Last month, Hurricane Harvey dropped an unprecedented 50 inches of rain in Houston and across southeast Texas causing deadly floods and environmental disasters, such as chemical plant explosions and flooded toxic sites. Now, residents have another problem to worry about. According to tests organized by the New York Times and conducted by a team from Baylor Medical College and Rice University, the floodwaters in two Houston neighborhoods have been contaminated with toxins and bacteria that can make people sick. It's unclear where else these toxins might have spread, but 40 of 1,219 waste treatment plants are not functioning: The results of The Times's testing were troubling. Water flowing down Briarhills Parkway in the Houston Energy Corridor contained Escherichia coli, a measure of fecal contamination, at a level more than four times that considered safe.
A multistate outbreak of salmonella infections linked to a shake product has risen to 27, the Centers for Disease Control and Prevention (CDC) reported Thursday. The product, Garden of Life RAW Meal Organic Shake & Meal, was recalled on Jan. 29 and Feb. 12 after officials identified them as the source of the outbreak. The latest CDC report increased the number of reported ill people by nine individuals reported from eight states. The most recent case of an illness started on March 13. The states affected are: Alabama, California, Florida, Hawaii, Massachusetts, Maryland, Michigan, Minnesota, New Jersey, New Mexico, North Carolina, Ohio, Oklahoma, Oregon, Rhode Island, Tennessee, Texas, Utah, Wisconsin and West Virginia.
At least 11 people across eight states have been sickened so far, the CDC said. At least 11 people in eight states have been affected by a salmonella outbreak that the Center for Disease Control and Prevention (CDC) says is likely linked to pet hedgehogs. The CDC announced Friday that "epidemiologic and laboratory evidence indicate that contact with pet hedgehogs is the likely source of this outbreak," and noted that 10 out of the 11 people who have been sickened with Salmonella Typhimurium told the federal health agency that they had contact with a hedgehog before becoming ill. At least one person has been hospitalized in relation to the outbreak but no deaths have been reported at this time. As of Jan. 23, the states that have been affected by the outbreak include Colorado, Maine, Minnesota, Mississippi, Missouri, Nebraska, Texas and Wyoming.
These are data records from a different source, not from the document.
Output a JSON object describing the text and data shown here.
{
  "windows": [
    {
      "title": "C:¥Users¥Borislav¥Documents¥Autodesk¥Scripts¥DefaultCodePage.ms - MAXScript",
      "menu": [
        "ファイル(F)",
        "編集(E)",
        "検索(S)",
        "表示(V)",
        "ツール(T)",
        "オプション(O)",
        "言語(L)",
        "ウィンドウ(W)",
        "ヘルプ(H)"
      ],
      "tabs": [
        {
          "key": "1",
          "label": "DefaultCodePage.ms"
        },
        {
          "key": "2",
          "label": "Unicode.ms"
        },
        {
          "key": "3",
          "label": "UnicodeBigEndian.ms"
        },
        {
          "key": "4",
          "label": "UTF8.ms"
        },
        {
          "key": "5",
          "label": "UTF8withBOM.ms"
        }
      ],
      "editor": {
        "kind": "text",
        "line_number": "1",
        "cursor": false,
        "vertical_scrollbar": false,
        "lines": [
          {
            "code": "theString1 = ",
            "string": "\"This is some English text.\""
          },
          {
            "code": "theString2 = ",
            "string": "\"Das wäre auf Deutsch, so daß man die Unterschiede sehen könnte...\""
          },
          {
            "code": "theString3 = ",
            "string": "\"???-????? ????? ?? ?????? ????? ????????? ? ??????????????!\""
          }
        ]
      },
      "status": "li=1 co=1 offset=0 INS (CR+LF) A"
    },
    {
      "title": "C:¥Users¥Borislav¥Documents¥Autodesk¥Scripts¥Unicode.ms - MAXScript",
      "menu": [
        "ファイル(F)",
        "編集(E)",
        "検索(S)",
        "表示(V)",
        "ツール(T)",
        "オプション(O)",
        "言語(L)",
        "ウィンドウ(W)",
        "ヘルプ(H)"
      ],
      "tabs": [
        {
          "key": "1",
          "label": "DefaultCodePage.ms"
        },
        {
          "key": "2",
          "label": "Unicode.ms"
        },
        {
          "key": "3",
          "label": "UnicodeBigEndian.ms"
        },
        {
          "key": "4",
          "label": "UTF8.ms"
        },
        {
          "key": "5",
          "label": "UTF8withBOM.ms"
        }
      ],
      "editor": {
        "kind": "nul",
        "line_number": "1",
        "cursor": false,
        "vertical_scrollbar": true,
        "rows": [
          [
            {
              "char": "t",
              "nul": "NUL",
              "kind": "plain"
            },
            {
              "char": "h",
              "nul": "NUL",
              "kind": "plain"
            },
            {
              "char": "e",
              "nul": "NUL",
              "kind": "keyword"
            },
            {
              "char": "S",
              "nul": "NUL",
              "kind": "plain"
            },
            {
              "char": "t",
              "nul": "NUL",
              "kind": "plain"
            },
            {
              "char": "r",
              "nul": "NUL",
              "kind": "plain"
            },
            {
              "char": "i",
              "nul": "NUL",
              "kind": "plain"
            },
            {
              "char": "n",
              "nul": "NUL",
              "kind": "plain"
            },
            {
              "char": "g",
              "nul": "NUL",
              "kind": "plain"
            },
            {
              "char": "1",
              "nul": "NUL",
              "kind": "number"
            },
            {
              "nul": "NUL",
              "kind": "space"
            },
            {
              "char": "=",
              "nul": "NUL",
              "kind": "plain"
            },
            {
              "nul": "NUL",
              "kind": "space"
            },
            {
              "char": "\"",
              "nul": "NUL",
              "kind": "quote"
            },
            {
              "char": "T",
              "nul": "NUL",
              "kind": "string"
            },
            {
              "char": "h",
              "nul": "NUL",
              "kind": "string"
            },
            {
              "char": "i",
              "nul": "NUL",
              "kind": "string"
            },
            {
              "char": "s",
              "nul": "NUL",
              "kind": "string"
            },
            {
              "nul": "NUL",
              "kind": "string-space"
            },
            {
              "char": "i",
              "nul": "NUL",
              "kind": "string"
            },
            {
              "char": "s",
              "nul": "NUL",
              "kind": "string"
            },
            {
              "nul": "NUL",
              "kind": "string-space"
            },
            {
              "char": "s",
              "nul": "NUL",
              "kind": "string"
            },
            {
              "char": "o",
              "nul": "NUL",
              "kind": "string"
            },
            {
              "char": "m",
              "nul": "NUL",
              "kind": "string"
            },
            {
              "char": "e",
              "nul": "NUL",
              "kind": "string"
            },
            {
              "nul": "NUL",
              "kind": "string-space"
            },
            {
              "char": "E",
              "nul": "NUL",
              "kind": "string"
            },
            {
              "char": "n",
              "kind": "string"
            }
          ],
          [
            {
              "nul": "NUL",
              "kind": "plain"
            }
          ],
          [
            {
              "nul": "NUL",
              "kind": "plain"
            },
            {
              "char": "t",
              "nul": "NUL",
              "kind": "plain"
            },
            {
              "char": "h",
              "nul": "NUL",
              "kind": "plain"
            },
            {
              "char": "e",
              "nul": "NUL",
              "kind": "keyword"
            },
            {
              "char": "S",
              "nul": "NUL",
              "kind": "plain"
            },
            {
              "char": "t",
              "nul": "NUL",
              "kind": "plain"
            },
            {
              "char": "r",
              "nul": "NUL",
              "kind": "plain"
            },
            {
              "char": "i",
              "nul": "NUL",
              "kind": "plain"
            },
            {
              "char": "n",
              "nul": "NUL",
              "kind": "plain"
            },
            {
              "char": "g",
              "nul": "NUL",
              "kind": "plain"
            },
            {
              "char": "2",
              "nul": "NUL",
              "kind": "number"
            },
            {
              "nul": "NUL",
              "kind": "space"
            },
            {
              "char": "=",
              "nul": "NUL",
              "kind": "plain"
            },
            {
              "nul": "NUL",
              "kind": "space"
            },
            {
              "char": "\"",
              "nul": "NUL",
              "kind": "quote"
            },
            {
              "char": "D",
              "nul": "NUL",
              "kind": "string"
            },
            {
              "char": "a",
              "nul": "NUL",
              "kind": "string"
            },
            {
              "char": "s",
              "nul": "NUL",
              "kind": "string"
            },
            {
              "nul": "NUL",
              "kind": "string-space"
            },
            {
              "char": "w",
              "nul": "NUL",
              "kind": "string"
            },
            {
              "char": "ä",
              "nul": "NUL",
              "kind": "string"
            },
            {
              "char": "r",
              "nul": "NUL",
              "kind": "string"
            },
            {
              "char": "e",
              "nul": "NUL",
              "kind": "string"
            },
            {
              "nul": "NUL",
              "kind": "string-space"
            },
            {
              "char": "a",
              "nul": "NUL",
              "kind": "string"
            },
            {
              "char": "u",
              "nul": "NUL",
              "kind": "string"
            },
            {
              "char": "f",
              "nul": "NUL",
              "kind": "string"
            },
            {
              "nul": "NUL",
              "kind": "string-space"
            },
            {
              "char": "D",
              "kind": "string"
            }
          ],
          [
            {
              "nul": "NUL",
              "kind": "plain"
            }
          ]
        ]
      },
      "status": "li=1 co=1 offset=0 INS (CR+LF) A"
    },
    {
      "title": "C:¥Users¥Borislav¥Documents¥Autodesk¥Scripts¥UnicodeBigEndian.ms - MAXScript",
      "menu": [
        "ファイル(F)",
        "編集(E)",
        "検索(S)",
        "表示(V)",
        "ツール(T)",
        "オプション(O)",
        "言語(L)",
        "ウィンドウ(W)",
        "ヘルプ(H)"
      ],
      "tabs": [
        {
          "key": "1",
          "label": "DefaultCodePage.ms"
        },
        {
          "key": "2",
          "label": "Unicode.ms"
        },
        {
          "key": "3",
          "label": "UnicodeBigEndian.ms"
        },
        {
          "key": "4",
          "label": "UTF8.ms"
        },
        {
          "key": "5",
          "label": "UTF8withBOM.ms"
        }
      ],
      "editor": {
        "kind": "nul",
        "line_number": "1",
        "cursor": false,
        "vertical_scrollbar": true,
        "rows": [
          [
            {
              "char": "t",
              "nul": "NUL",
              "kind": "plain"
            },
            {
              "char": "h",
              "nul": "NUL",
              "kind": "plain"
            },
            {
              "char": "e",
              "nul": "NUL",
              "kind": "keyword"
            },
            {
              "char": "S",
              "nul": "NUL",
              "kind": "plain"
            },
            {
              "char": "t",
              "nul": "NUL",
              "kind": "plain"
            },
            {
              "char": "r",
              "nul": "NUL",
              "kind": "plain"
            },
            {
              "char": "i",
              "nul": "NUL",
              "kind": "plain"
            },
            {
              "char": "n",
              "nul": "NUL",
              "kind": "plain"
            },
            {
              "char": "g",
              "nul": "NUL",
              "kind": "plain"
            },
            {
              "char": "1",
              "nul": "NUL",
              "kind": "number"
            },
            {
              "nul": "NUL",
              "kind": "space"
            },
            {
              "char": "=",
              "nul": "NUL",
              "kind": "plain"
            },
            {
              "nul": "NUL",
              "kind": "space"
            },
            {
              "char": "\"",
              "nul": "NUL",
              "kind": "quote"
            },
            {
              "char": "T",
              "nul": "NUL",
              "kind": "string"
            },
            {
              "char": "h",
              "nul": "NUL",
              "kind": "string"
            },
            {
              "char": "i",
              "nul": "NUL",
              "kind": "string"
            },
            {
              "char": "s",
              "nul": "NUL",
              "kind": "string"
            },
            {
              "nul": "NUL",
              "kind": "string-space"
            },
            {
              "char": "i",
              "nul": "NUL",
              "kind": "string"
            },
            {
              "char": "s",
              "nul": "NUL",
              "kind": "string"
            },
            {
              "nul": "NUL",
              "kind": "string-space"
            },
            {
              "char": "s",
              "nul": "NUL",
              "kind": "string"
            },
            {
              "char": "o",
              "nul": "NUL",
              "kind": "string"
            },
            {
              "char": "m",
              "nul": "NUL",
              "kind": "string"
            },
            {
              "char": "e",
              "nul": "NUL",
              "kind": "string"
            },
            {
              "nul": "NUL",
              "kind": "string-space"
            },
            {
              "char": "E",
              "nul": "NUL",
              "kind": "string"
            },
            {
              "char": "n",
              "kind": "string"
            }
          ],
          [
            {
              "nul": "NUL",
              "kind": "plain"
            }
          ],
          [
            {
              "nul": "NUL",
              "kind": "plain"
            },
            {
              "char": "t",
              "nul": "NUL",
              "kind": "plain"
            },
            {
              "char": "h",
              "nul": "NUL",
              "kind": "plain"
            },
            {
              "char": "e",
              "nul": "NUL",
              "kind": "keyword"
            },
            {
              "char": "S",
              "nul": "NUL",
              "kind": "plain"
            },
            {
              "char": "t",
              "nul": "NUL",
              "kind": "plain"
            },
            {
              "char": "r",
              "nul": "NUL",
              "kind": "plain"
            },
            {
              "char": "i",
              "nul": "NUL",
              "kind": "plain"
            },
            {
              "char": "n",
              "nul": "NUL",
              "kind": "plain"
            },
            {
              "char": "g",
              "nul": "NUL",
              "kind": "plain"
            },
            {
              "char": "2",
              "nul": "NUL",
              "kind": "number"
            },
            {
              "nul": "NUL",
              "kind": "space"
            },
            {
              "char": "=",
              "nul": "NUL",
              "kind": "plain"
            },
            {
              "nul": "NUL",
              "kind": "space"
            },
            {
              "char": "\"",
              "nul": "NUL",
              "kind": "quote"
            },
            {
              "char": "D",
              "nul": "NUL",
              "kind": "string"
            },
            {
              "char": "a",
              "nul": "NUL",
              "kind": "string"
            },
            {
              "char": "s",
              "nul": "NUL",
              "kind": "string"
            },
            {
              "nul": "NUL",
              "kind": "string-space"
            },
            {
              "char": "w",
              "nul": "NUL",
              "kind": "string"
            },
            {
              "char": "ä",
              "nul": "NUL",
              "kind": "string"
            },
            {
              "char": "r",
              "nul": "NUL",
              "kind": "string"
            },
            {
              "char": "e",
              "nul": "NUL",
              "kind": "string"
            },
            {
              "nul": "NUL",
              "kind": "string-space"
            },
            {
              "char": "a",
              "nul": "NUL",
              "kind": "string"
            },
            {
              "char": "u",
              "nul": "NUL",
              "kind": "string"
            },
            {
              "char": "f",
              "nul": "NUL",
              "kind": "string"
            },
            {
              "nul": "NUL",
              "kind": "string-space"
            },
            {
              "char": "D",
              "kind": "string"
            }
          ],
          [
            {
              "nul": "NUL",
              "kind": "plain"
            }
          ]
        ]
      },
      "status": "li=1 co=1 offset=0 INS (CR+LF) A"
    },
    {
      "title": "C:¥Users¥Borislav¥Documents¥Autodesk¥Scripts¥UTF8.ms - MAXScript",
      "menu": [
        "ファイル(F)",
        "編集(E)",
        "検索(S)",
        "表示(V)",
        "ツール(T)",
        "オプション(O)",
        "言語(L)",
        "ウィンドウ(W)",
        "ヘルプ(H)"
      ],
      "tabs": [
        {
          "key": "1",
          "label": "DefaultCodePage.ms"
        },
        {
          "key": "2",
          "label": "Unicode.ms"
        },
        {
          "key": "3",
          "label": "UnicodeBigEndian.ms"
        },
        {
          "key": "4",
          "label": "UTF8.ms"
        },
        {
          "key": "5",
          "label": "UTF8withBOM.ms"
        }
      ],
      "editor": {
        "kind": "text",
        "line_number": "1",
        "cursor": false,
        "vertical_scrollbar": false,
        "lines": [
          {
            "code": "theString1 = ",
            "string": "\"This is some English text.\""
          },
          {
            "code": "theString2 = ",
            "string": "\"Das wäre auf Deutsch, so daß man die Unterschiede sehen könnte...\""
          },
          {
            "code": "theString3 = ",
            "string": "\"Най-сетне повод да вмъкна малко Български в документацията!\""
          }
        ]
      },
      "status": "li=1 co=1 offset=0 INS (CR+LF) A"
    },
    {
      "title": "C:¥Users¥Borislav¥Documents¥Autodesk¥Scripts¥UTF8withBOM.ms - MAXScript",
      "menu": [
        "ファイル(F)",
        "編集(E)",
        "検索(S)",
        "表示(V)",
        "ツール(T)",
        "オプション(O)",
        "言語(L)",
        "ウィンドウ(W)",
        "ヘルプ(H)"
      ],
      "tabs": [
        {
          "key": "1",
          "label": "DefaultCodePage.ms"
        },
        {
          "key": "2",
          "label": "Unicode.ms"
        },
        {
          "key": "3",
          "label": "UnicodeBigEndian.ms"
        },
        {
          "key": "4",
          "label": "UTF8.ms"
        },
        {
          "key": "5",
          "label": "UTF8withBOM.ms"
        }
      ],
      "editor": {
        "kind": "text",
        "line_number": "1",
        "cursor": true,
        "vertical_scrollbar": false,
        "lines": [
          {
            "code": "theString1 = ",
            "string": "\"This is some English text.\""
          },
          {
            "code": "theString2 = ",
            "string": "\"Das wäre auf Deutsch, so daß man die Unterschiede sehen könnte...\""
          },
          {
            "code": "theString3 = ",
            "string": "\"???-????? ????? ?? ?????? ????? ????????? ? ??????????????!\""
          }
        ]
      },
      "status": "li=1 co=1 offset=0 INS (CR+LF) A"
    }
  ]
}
Ten more Americans have contracted Salmonella after kissing and snuggling their pet hedgehogs, a new CDC report reveals. It means 27 people have now been struck by the multi-state outbreak of hedgehog-related vomiting in California, Indiana, Kansas, Missouri, Oregon, Tennessee, Iowa, Virginia and Washington that started last October. Two people have been hospitalized, but none have died. Just shy of half of those affected (42 percent) are children under the age of 12. Officials have been trying to persuade Americans not to snuggle hedgehogs since the outbreak began in October, but the new report suggests their efforts have been in vain. Many Americans just can't resist snuggling pet hedgehogs, the CDC says'Don't kiss or snuggle hedgehogs, because this can spread Salmonella germs to your face and mouth and make you sick,' the Centers for Disease Control and Prevention said bluntly in its latest update.
A multi-state outbreak of human Campylobacter infections that has sickened at least 39 has been linked to puppies sold through Petland, a national pet store chain. The outbreak has affected 12 Petland employees across four states, and 27 others who had either purchased a puppy from the store, visited puppies at the store or live in a home with a Petland-purchased puppy, according to the Centers for Disease Control and Prevention (CDC). The CDC launched an investigation in conjunction with several states' health departments and the U.S. Department of Agriculture Animal and Plant Health Inspection Service after the first case was reported in Sept. 2016. According to a news release posted on the CDC's website, the confirmed cases were discovered in Florida, Kansas, Ohio, Missouri, Pennsylvania, Tennessee and Wisconsin, with the most recent reported on Sept. 1, 2017. Campylobacter can spread through contact with a dog's feces, but does not usually spread from person to person.